* [WHAT THIS TASK INVOLVES]: Only lines containing the word "Part" are needed; pull them out of the material.

==*==

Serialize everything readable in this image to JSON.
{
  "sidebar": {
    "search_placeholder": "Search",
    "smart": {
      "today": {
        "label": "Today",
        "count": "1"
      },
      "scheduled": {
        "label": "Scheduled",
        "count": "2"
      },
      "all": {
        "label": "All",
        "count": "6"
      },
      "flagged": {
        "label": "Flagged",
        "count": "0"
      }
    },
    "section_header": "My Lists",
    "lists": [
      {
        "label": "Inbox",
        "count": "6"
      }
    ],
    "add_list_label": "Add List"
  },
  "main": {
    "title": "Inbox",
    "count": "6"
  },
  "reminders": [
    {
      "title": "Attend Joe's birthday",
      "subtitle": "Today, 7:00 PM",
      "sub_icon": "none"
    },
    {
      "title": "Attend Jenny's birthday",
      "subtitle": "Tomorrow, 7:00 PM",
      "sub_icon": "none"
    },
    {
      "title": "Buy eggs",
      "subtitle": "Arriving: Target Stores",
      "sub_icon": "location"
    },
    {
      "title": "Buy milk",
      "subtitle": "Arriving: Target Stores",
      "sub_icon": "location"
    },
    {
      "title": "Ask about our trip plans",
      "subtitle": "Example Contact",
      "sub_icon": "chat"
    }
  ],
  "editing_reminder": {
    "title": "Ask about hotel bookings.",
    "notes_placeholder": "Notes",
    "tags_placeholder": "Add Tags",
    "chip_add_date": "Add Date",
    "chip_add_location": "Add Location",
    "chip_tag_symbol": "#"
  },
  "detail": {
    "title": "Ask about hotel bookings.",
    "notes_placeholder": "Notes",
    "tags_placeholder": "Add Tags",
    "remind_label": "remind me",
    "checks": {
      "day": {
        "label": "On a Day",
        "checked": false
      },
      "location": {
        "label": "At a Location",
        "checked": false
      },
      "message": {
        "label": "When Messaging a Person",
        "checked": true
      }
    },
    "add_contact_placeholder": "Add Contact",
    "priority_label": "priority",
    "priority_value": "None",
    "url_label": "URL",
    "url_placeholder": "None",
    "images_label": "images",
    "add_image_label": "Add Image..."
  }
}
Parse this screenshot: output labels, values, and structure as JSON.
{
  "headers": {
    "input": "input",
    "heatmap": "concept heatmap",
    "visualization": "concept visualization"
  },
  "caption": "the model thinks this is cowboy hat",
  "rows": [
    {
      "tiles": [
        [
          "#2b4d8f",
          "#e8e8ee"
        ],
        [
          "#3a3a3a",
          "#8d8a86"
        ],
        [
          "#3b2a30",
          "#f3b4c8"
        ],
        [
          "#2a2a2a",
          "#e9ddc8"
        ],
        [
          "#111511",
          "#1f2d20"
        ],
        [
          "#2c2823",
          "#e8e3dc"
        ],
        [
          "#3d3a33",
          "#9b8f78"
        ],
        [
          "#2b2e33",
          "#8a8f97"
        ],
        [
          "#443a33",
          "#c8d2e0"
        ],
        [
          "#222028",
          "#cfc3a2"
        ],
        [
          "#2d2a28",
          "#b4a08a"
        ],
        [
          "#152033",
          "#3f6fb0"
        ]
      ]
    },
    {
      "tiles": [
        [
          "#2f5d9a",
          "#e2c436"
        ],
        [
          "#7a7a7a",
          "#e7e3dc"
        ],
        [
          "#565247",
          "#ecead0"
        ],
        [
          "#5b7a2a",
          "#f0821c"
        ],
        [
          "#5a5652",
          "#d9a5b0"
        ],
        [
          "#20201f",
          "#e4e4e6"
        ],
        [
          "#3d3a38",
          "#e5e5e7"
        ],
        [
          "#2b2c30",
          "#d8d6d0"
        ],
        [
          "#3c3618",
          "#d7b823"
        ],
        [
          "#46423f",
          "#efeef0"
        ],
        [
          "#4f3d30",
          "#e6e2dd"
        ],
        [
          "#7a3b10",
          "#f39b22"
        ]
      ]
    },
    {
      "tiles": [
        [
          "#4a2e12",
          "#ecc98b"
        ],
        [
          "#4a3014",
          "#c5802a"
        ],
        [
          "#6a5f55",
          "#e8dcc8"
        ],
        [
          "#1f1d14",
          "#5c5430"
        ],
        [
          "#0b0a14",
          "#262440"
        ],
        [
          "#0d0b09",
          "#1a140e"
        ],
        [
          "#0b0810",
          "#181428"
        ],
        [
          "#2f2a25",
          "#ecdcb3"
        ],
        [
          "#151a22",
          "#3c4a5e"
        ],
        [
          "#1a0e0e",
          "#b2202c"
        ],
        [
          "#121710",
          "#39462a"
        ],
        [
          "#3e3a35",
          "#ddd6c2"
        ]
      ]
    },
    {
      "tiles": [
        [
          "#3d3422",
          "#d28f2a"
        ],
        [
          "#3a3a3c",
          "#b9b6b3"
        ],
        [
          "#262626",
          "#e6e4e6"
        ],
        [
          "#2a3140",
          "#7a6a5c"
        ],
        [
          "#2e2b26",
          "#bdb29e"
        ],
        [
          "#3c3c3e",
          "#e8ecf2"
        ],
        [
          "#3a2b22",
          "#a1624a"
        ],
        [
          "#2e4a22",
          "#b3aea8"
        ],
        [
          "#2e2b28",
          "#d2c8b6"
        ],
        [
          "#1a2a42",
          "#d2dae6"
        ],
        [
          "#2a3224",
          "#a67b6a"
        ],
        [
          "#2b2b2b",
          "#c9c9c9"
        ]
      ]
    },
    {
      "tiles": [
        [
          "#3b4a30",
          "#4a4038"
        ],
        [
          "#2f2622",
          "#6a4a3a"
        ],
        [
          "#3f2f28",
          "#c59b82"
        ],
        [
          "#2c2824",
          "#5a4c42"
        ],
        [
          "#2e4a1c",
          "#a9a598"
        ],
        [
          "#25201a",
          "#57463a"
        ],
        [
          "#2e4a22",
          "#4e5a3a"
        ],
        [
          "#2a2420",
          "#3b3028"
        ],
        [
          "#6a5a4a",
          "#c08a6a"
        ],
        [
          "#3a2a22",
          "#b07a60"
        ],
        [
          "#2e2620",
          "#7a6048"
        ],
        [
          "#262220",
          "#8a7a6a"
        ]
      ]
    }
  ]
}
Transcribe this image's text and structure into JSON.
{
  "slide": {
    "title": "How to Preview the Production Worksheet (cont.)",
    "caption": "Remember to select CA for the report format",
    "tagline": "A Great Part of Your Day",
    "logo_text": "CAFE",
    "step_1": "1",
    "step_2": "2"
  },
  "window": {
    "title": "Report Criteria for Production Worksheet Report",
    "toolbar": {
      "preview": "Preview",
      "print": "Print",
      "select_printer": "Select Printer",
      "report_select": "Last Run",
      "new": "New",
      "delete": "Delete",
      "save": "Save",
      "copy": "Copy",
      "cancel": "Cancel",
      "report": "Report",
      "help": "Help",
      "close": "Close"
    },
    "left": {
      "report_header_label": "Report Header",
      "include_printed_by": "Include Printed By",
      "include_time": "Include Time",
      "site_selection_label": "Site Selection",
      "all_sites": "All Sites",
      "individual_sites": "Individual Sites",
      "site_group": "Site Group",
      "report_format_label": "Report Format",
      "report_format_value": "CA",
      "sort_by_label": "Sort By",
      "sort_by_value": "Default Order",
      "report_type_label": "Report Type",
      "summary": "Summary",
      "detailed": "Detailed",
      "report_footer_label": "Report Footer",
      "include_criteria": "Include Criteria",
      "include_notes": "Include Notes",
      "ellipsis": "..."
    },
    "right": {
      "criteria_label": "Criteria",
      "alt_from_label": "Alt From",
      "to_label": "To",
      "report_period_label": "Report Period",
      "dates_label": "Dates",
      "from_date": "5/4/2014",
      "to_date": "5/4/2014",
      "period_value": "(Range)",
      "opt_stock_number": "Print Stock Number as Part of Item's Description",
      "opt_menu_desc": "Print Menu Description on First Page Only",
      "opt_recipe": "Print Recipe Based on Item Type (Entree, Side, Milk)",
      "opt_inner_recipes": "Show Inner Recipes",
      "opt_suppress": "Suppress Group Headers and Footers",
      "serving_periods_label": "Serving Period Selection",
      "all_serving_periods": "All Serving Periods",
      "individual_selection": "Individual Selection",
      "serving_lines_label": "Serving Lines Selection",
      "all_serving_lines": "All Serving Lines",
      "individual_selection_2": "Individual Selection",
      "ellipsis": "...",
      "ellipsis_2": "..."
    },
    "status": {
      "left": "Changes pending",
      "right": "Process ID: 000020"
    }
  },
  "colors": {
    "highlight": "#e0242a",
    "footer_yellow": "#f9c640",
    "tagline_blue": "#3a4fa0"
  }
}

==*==

* [EXERCISE RESULT]:
    "tagline": "A Great Part of Your Day",
      "opt_stock_number": "Print Stock Number as Part of Item's Description",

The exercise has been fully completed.